New York to Nix Literacy Tests for Teachers because too many Minorities Are Failing
Should teachers be able to pass a basic literacy test before they set foot in a classroom?
One would think that the answer to that question would be a solid yes. After all, it seems obvious that the ability to understand and communicate through reading and writing is essential to any teacher regardless of the subject in which he teaches.
New York once agreed with this common sense approach, as evidenced by the requirement for teachers to pass the Academic Literacy Skills Test. The exam, labeled “a 12th grade-level assessment” by education expert Ian Rosenblum, consisted of multiple choice and written form literacy questions. But it is about to be history for one simple reason: it stifles diversity. According to the Associated Press:
“[T]he literacy test raised alarms from the beginning because just 46 percent of Hispanic test takers and 41 percent of black test takers passed it on the first try, compared with 64 percent of white candidates.
A federal judge ruled in 2015 that the test was not discriminatory, but faculty members at education schools say a test that screens out so many minorities is problematic.
‘Having a white workforce really doesn’t match our student body anymore,’ [Pace University education professor Leslie] Soodak said.”
Today, only 37 percent of the nation’s high school seniors are proficient in reading. That number drops to 27 percent when it comes to writing. When one digs into the data behind these scores, it soon becomes apparent that minority students struggle to attain proficiency more than others.
It’s certainly a praiseworthy goal to get more minority teachers into the classroom as role models for young children. But at the same time we should ask ourselves: Is a teacher really being a good role model if he is exhibiting poor literacy skills to the children who are watching him?

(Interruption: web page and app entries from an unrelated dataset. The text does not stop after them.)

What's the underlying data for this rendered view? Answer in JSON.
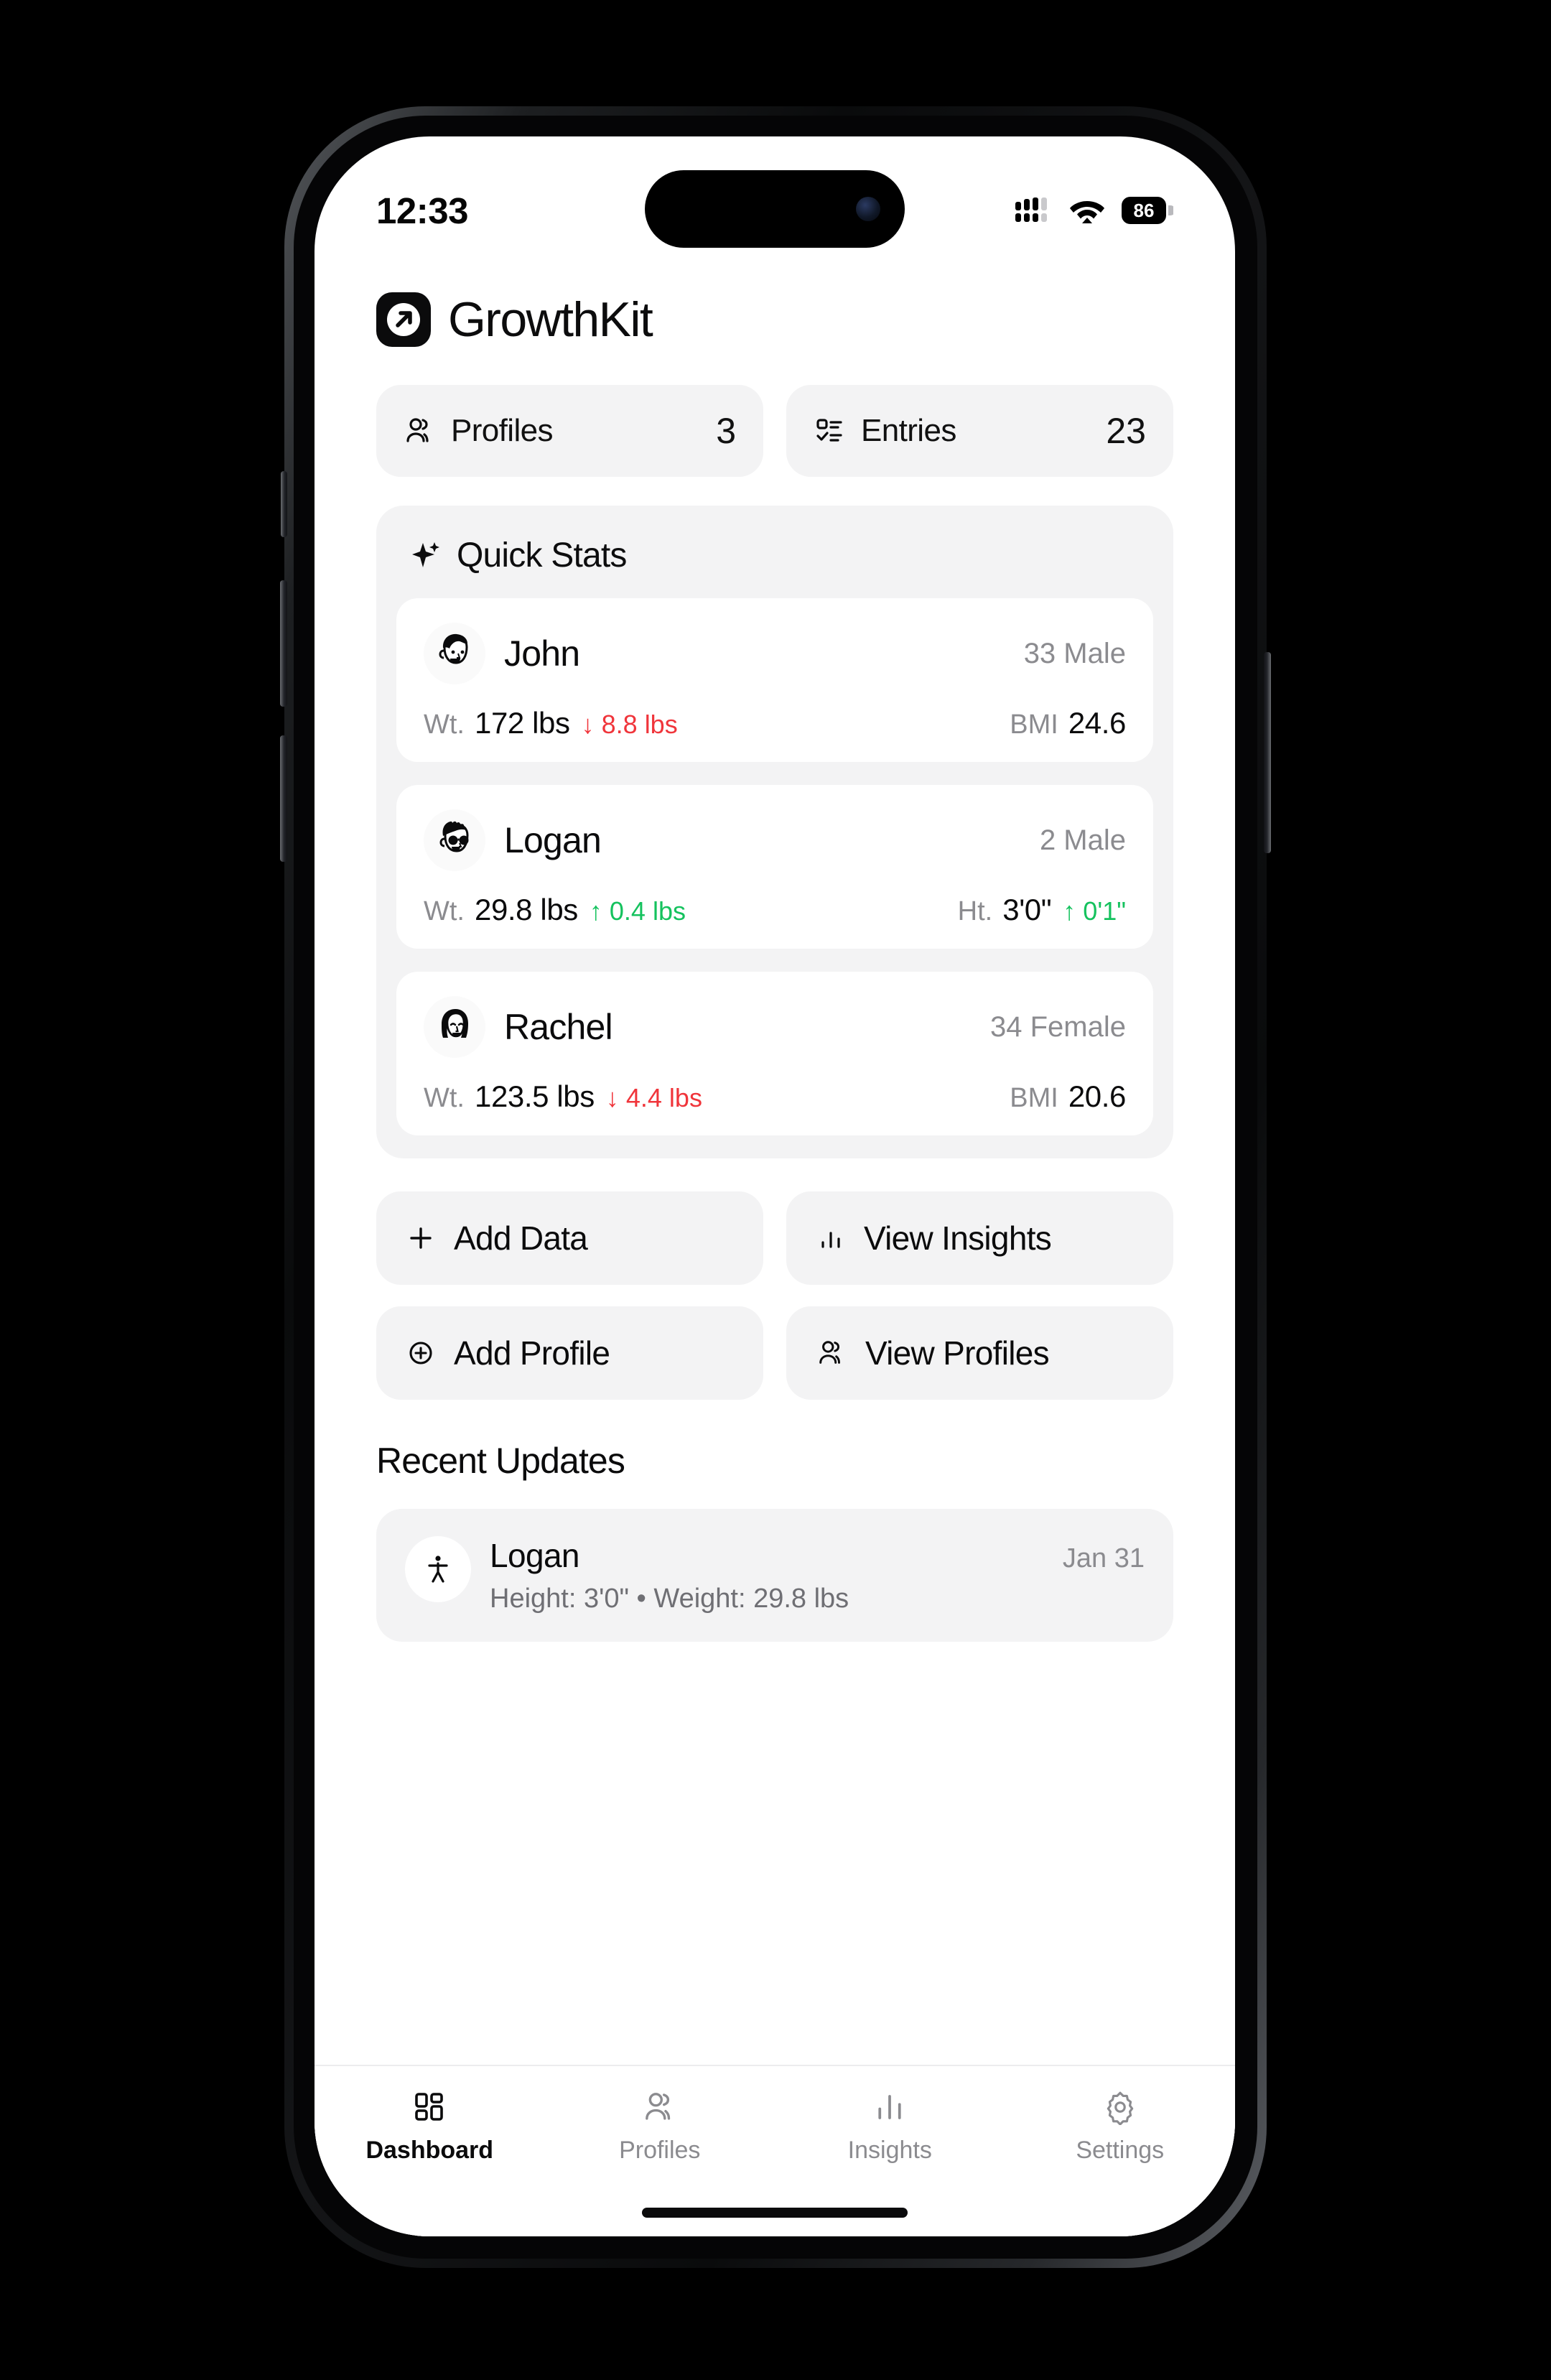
{
  "status_bar": {
    "time": "12:33",
    "battery_percent": "86",
    "wifi_icon": "wifi-icon",
    "cellular_icon": "cellular-signal-icon",
    "battery_icon": "battery-icon"
  },
  "header": {
    "app_name": "GrowthKit",
    "logo_icon": "arrow-up-right-logo-icon"
  },
  "summary_tiles": [
    {
      "label": "Profiles",
      "value": "3",
      "icon": "users-icon"
    },
    {
      "label": "Entries",
      "value": "23",
      "icon": "list-check-icon"
    }
  ],
  "quick_stats": {
    "title": "Quick Stats",
    "icon": "sparkle-icon",
    "profiles": [
      {
        "name": "John",
        "meta": "33 Male",
        "avatar_icon": "avatar-man-icon",
        "left": {
          "label": "Wt.",
          "value": "172 lbs",
          "delta": "8.8 lbs",
          "direction": "down",
          "arrow": "↓"
        },
        "right": {
          "label": "BMI",
          "value": "24.6",
          "delta": "",
          "direction": "none",
          "arrow": ""
        }
      },
      {
        "name": "Logan",
        "meta": "2 Male",
        "avatar_icon": "avatar-boy-sunglasses-icon",
        "left": {
          "label": "Wt.",
          "value": "29.8 lbs",
          "delta": "0.4 lbs",
          "direction": "up",
          "arrow": "↑"
        },
        "right": {
          "label": "Ht.",
          "value": "3'0\"",
          "delta": "0'1\"",
          "direction": "up",
          "arrow": "↑"
        }
      },
      {
        "name": "Rachel",
        "meta": "34 Female",
        "avatar_icon": "avatar-woman-icon",
        "left": {
          "label": "Wt.",
          "value": "123.5 lbs",
          "delta": "4.4 lbs",
          "direction": "down",
          "arrow": "↓"
        },
        "right": {
          "label": "BMI",
          "value": "20.6",
          "delta": "",
          "direction": "none",
          "arrow": ""
        }
      }
    ]
  },
  "actions": [
    {
      "label": "Add Data",
      "icon": "plus-icon"
    },
    {
      "label": "View Insights",
      "icon": "bar-chart-icon"
    },
    {
      "label": "Add Profile",
      "icon": "plus-circle-icon"
    },
    {
      "label": "View Profiles",
      "icon": "users-icon"
    }
  ],
  "recent_updates": {
    "title": "Recent Updates",
    "items": [
      {
        "name": "Logan",
        "date": "Jan 31",
        "details": "Height: 3'0\" • Weight: 29.8 lbs",
        "icon": "person-standing-icon"
      }
    ]
  },
  "tab_bar": [
    {
      "label": "Dashboard",
      "icon": "grid-dashboard-icon",
      "active": true
    },
    {
      "label": "Profiles",
      "icon": "users-icon",
      "active": false
    },
    {
      "label": "Insights",
      "icon": "bar-chart-icon",
      "active": false
    },
    {
      "label": "Settings",
      "icon": "gear-icon",
      "active": false
    }
  ],
  "colors": {
    "accent": "#0b0b0c",
    "surface": "#f3f3f4",
    "muted": "#8b8b8f",
    "up": "#15c25e",
    "down": "#f0353b"
  }
}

If we’re really serious about breaking the cycle of continued low performance, then shouldn’t we be most concerned with putting knowledgeable teachers in a classroom, and less concerned about whether or not schools measure up on the diversity threshold?
Image Credit: Dean Jarvey bit.ly/1ryPA8o